● **To do**
Among the entries that follow, find the lines containing the string "Monat" and copy them.

--------------------

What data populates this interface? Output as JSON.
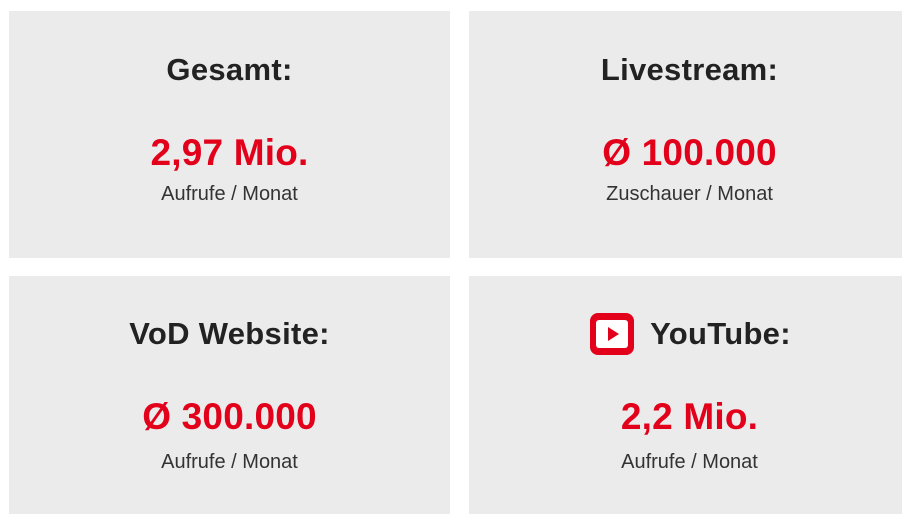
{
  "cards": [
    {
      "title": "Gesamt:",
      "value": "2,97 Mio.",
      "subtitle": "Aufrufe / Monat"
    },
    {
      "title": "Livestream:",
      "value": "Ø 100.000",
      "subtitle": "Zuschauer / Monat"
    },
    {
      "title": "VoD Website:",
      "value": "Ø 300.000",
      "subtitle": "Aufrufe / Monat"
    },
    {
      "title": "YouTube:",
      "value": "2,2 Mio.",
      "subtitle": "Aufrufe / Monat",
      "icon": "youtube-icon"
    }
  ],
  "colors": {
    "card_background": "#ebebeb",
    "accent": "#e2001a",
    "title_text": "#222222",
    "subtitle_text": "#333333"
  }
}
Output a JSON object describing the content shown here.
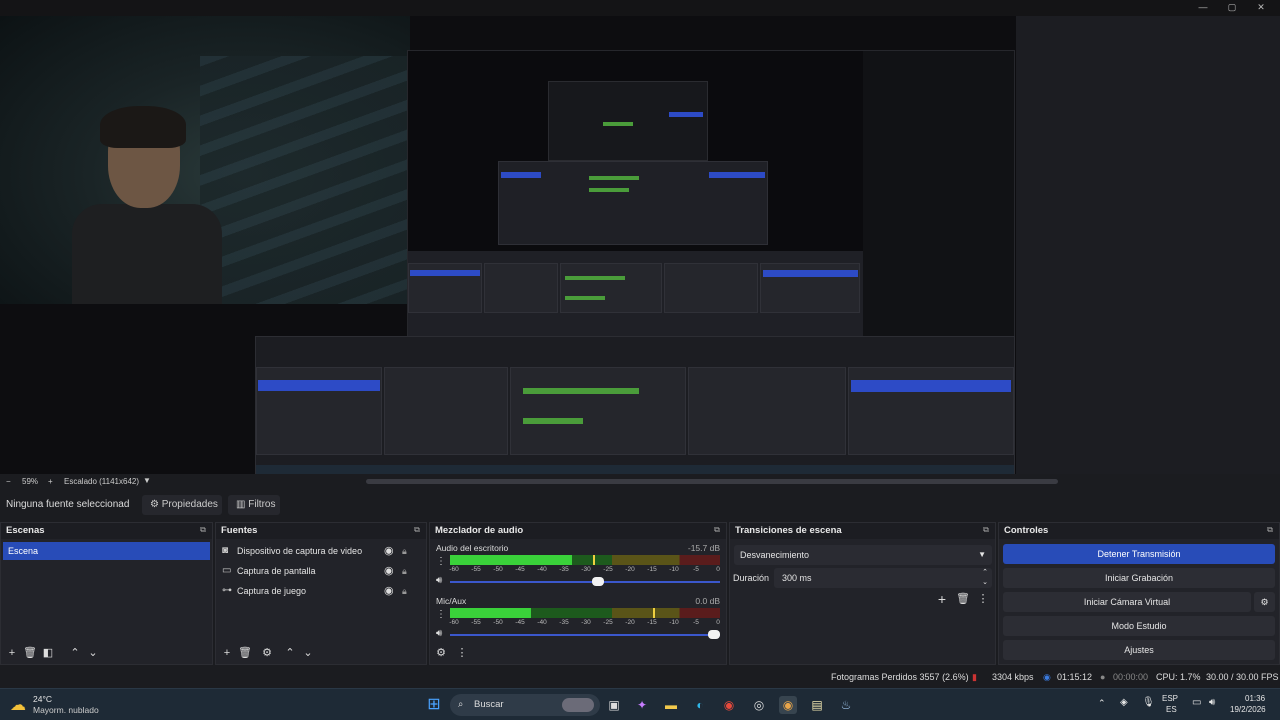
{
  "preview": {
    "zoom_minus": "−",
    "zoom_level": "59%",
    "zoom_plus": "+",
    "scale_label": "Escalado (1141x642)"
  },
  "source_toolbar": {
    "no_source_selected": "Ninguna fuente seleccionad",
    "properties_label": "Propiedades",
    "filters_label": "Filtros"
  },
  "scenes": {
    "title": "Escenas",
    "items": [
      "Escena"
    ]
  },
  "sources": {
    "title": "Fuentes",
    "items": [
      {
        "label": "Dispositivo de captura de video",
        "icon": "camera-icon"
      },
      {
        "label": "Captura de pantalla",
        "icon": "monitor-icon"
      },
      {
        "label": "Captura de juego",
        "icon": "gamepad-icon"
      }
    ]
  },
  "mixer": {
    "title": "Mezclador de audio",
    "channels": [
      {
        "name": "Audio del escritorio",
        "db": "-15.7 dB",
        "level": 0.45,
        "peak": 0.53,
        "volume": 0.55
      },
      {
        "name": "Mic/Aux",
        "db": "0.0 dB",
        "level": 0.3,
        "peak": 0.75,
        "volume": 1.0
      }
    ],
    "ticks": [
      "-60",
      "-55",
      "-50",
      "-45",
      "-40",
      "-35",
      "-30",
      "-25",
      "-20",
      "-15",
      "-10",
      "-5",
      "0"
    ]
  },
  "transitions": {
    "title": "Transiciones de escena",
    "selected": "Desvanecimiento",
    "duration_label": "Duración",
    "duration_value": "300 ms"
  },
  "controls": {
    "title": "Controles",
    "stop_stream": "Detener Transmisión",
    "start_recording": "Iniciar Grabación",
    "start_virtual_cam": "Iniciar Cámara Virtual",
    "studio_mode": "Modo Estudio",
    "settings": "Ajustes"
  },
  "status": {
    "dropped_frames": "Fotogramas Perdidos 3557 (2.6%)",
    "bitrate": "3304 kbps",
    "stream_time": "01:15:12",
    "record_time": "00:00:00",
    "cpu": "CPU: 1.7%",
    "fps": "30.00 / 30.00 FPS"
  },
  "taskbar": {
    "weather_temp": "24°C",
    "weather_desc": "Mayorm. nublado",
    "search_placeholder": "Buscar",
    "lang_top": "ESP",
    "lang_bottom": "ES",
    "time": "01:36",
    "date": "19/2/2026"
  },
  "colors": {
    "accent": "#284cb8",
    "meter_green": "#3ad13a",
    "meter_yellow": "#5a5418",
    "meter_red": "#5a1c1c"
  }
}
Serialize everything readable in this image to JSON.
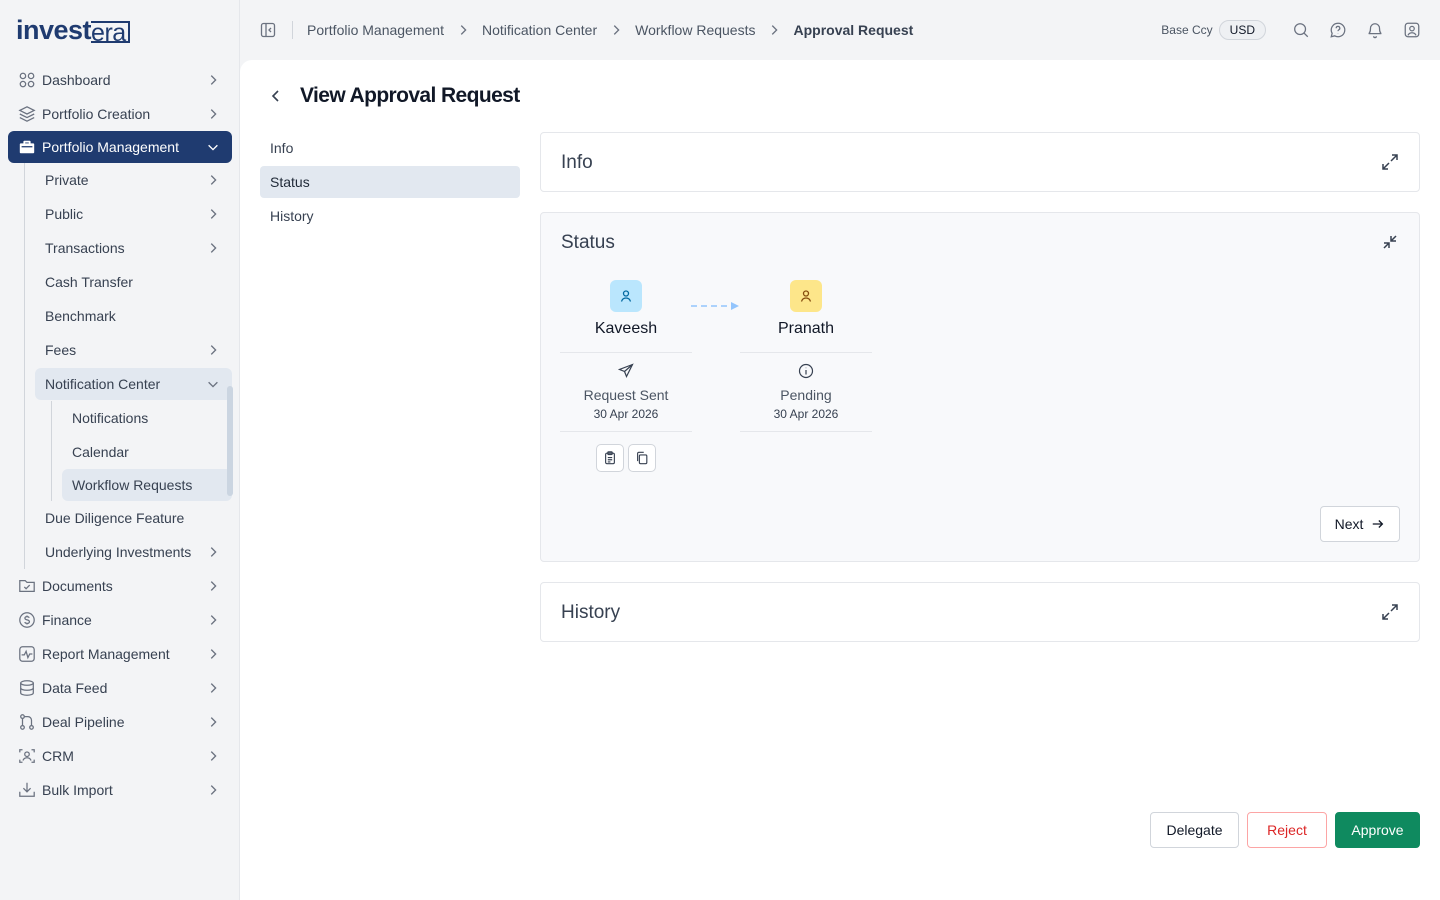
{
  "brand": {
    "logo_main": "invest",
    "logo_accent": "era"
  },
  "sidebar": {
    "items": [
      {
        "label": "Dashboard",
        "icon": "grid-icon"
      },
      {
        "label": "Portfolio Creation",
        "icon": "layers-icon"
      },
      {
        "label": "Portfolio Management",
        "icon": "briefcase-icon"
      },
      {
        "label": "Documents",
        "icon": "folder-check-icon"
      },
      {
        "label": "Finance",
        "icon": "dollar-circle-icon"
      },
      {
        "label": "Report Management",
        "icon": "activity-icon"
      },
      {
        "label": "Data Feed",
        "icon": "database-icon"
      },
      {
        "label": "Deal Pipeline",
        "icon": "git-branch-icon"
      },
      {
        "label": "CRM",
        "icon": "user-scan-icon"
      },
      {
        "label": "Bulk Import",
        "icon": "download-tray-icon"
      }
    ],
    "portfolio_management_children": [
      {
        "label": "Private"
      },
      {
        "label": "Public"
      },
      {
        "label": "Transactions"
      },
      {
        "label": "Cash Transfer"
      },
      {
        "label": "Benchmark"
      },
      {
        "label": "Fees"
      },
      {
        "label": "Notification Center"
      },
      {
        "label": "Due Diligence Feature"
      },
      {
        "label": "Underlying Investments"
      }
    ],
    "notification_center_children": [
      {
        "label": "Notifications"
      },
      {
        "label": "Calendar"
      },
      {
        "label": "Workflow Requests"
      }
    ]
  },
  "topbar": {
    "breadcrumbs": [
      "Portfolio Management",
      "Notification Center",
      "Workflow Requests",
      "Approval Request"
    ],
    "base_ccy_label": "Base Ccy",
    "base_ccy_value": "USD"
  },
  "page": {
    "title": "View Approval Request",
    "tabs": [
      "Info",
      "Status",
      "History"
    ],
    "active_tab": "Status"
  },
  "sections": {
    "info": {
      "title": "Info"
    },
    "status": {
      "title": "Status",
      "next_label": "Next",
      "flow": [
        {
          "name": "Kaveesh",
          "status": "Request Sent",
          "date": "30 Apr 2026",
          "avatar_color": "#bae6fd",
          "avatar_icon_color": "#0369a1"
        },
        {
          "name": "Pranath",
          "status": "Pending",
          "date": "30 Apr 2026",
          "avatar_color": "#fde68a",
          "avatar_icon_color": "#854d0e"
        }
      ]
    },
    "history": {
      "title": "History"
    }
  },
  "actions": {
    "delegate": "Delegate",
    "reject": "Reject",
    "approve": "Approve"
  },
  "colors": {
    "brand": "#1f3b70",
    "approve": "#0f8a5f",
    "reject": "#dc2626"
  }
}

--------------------

● **Solution to this task**
      "subtitle": "Aufrufe / Monat"
      "subtitle": "Zuschauer / Monat"
      "subtitle": "Aufrufe / Monat"
      "subtitle": "Aufrufe / Monat",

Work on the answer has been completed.